The four students allegedly fastened a bike lock around their black housemate’s neck and told him they “lost the keys,” and locked him in his room. They verbally demeaned him — using nicknames like “three-fifths” and switching to “fraction” after the student, now 18, requested they stop.
According to a San Jose Mercury News article, the defendant’s lawyer “urged people not to typecast his client,” asserting the defendant was “the only white player on his former soccer team” and his family is “far from racist.”
While the defendant’s lawyer suggested he was “not defending these insensitive, stupid acts by immature young men” he added he didn’t think anyone who knows his client would believe him to be racist.
If plastering their shared living space with racial slurs, Nazi symbols — including photos of Hitler — and a confederate flag is not racist, then we don’t know what is.
What’s worse is that a 2011 campus climate survey that was never published, but recently surfaced, reports troubling and sometimes racist behavior coming from professors, coaches and other students toward students of color.
Gary Daniels, SJSU student and chairman of Black Unity Group said black student groups on campus have been trying to meet with Mohammad Qayoumi, SJSU’s president, for a year. They sent ideas for making black students feel safer, but to no avail.
Campuses and dorms are places where students should feel safe. It is the duty of a university, as well as its students, to ensure all spaces on campus provide a sense of security, both physically and emotionally. This kind of security can only be maintained by taking incidences of racism and other abusive acts seriously and dealing with them decisively.

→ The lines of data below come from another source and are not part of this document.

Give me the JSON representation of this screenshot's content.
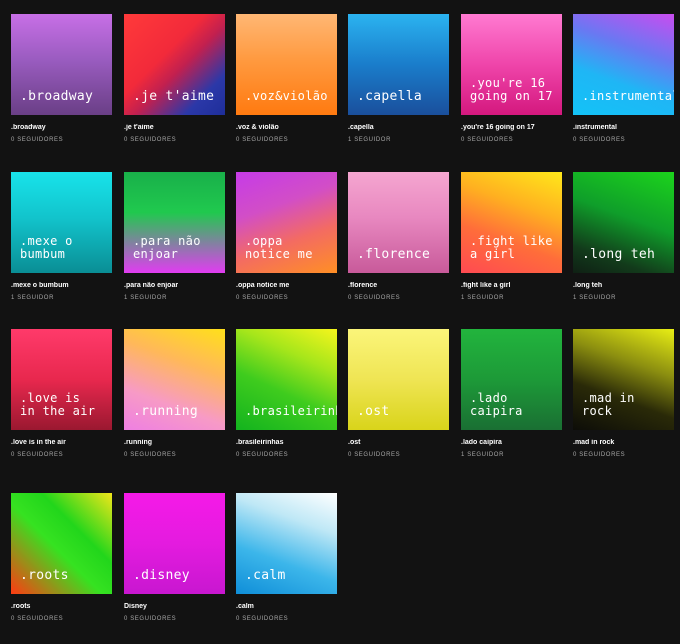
{
  "playlists": [
    {
      "cover": ".broadway",
      "title": ".broadway",
      "followers": "0 SEGUIDORES",
      "bg": "linear-gradient(180deg, #c86fe6 0%, #9a5cc0 45%, #6a3f86 100%)"
    },
    {
      "cover": ".je t'aime",
      "title": ".je t'aime",
      "followers": "0 SEGUIDORES",
      "bg": "linear-gradient(135deg, #ff3a3a 0%, #f22a3a 40%, #c2204f 55%, #2b38a8 80%, #1e2e9a 100%)"
    },
    {
      "cover": ".voz&violão",
      "title": ".voz & violão",
      "followers": "0 SEGUIDORES",
      "bg": "linear-gradient(180deg, #ffb774 0%, #ff9a40 45%, #ff7a10 100%)"
    },
    {
      "cover": ".capella",
      "title": ".capella",
      "followers": "1 SEGUIDOR",
      "bg": "linear-gradient(180deg, #2bb3f0 0%, #1a7dcb 50%, #1a4f9c 100%)"
    },
    {
      "cover": ".you're 16\ngoing on 17",
      "title": ".you're 16 going on 17",
      "followers": "0 SEGUIDORES",
      "bg": "linear-gradient(180deg, #ff7ad1 0%, #ef45aa 50%, #d4187e 100%)"
    },
    {
      "cover": ".instrumental",
      "title": ".instrumental",
      "followers": "0 SEGUIDORES",
      "bg": "linear-gradient(200deg, #c94cf0 0%, #6a78f2 35%, #1fb6f5 65%, #13c3f7 100%)"
    },
    {
      "cover": ".mexe o\nbumbum",
      "title": ".mexe o bumbum",
      "followers": "1 SEGUIDOR",
      "bg": "linear-gradient(180deg, #18e3ea 0%, #12c4cc 45%, #0a8e95 100%)"
    },
    {
      "cover": ".para não\nenjoar",
      "title": ".para não enjoar",
      "followers": "1 SEGUIDOR",
      "bg": "linear-gradient(180deg, #19b04a 0%, #20c94e 40%, #e13cf1 100%)"
    },
    {
      "cover": ".oppa\nnotice me",
      "title": ".oppa notice me",
      "followers": "0 SEGUIDORES",
      "bg": "linear-gradient(160deg, #c63be8 0%, #d24ec6 35%, #f36b62 65%, #ff8f24 100%)"
    },
    {
      "cover": ".florence",
      "title": ".florence",
      "followers": "0 SEGUIDORES",
      "bg": "linear-gradient(180deg, #f5a6d0 0%, #e888c0 45%, #c85a9a 100%)"
    },
    {
      "cover": ".fight like\na girl",
      "title": ".fight like a girl",
      "followers": "1 SEGUIDOR",
      "bg": "linear-gradient(200deg, #ffe81a 0%, #ffb020 35%, #ff6d3a 65%, #ff4a52 100%)"
    },
    {
      "cover": ".long teh",
      "title": ".long teh",
      "followers": "1 SEGUIDOR",
      "bg": "linear-gradient(200deg, #1cd41c 0%, #0f9e2a 45%, #123b1b 80%, #0f2014 100%)"
    },
    {
      "cover": ".love is\nin the air",
      "title": ".love is in the air",
      "followers": "0 SEGUIDORES",
      "bg": "linear-gradient(180deg, #ff3a6a 0%, #e8284e 50%, #9a1830 100%)"
    },
    {
      "cover": ".running",
      "title": ".running",
      "followers": "0 SEGUIDORES",
      "bg": "linear-gradient(200deg, #ffe01a 0%, #ffb85a 35%, #f79ac6 70%, #ee7fe2 100%)"
    },
    {
      "cover": ".brasileirinhas",
      "title": ".brasileirinhas",
      "followers": "0 SEGUIDORES",
      "bg": "linear-gradient(205deg, #f6f51c 0%, #a6e61b 30%, #3fcc1e 60%, #13b31e 100%)"
    },
    {
      "cover": ".ost",
      "title": ".ost",
      "followers": "0 SEGUIDORES",
      "bg": "linear-gradient(180deg, #fbf57a 0%, #efe554 50%, #d9d41a 100%)"
    },
    {
      "cover": ".lado caipira",
      "title": ".lado caipira",
      "followers": "1 SEGUIDOR",
      "bg": "linear-gradient(180deg, #22b43d 0%, #1d9a38 50%, #1a6f33 100%)"
    },
    {
      "cover": ".mad in rock",
      "title": ".mad in rock",
      "followers": "0 SEGUIDORES",
      "bg": "linear-gradient(200deg, #e8ee14 0%, #8c8f10 35%, #2a2a08 65%, #0d0d08 100%)"
    },
    {
      "cover": ".roots",
      "title": ".roots",
      "followers": "0 SEGUIDORES",
      "bg": "linear-gradient(45deg, #ff3a12 0%, #36e221 45%, #22d61b 65%, #f1e61a 100%)"
    },
    {
      "cover": ".disney",
      "title": "Disney",
      "followers": "0 SEGUIDORES",
      "bg": "linear-gradient(180deg, #f51ae8 0%, #e41bdf 50%, #c817d0 100%)"
    },
    {
      "cover": ".calm",
      "title": ".calm",
      "followers": "0 SEGUIDORES",
      "bg": "linear-gradient(200deg, #ffffff 0%, #bfe8f6 30%, #3cb6ea 65%, #0f8ed8 100%)"
    }
  ]
}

According to the San Jose Mercury News, when SJSU residential assistants found a confederate flag in a bedroom window, they merely asked its owners to take it down, but no further action was taken. The confederate flag is inextricably tied to the hateful, racist and slave-owning past of this nation, and its open display is deeply offensive to all Americans. Weak-kneed responses send the message that combating racism is not a priority.
Similarly, a “not guilty” verdict would be an injustice to every African-American student or minority who experienced discrimination on a campus, but was not able to report it or see their antagonizers held accountable. Courts ignoring the broader social implications of letting hate crimes go unpunished only endanger the physical and emotional safety of future victims and wrongfully bolster the legal protections of future criminals.

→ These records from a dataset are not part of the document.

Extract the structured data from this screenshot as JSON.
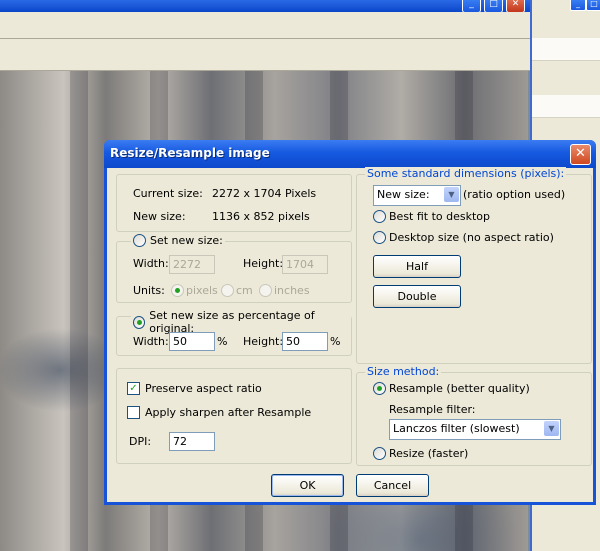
{
  "dialog": {
    "title": "Resize/Resample image",
    "close_glyph": "✕",
    "current_size_label": "Current size:",
    "current_size_value": "2272  x  1704  Pixels",
    "new_size_label": "New size:",
    "new_size_value": "1136  x  852  pixels",
    "set_new_size_label": "Set new size:",
    "width_label": "Width:",
    "width_value": "2272",
    "height_label": "Height:",
    "height_value": "1704",
    "units_label": "Units:",
    "units_options": [
      "pixels",
      "cm",
      "inches"
    ],
    "units_selected": "pixels",
    "percentage_label": "Set new size as percentage of original:",
    "pct_width_label": "Width:",
    "pct_width_value": "50",
    "pct_height_label": "Height:",
    "pct_height_value": "50",
    "percent_sign": "%",
    "preserve_aspect_label": "Preserve aspect ratio",
    "preserve_aspect_checked": true,
    "apply_sharpen_label": "Apply sharpen after Resample",
    "apply_sharpen_checked": false,
    "dpi_label": "DPI:",
    "dpi_value": "72",
    "standard_dims": {
      "legend": "Some standard dimensions (pixels):",
      "select_value": "New size:",
      "select_note": "(ratio option used)",
      "best_fit_label": "Best fit to desktop",
      "desktop_size_label": "Desktop size (no aspect ratio)",
      "half_button": "Half",
      "double_button": "Double"
    },
    "size_method": {
      "legend": "Size method:",
      "resample_label": "Resample (better quality)",
      "filter_label": "Resample filter:",
      "filter_value": "Lanczos filter (slowest)",
      "resize_label": "Resize (faster)",
      "selected": "resample"
    },
    "ok_button": "OK",
    "cancel_button": "Cancel"
  },
  "background": {
    "titlebar_buttons": [
      "_",
      "□",
      "✕"
    ],
    "side_titlebar_buttons": [
      "_",
      "□"
    ]
  },
  "colors": {
    "title_blue": "#0c48cc",
    "dialog_face": "#ece9d8",
    "legend_blue": "#0046d5",
    "radio_dot": "#21a121"
  }
}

Whether justice for the family and the black community at SJSU for the hate crimes committed includes jail time, expulsion, a genuine apology, an expressed willingness to make amends or all of the above, the four white students should not be painted merely as “immature young men” who committed “insensitive, stupid acts,” but as criminals who must take full responsibility for their actions.

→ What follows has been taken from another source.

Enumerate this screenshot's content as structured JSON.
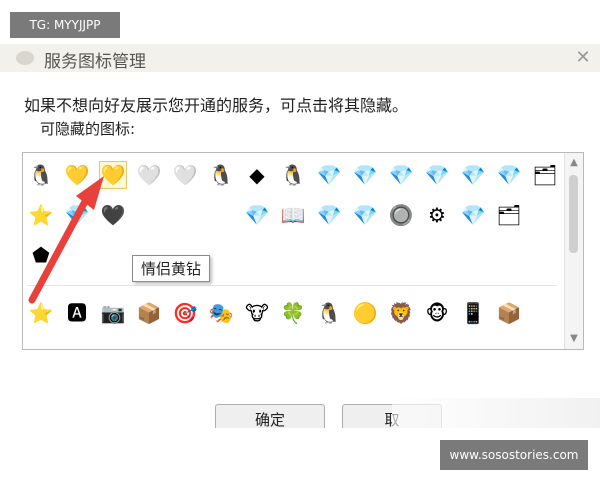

On a campus that supposedly celebrates student advocacy of diversity and social justice with a commemorative statue of Tommie Smith and John Carlos — SJSU alumnae and members and medalists of the 1968 U.S. Olympic track team—we urge the administration to not let this symbol of Black Power be one of false unity. With only 3 percent of the students at SJSU identifying as African-American, there needs to be an increased priority toward ensuring the safety of its black students.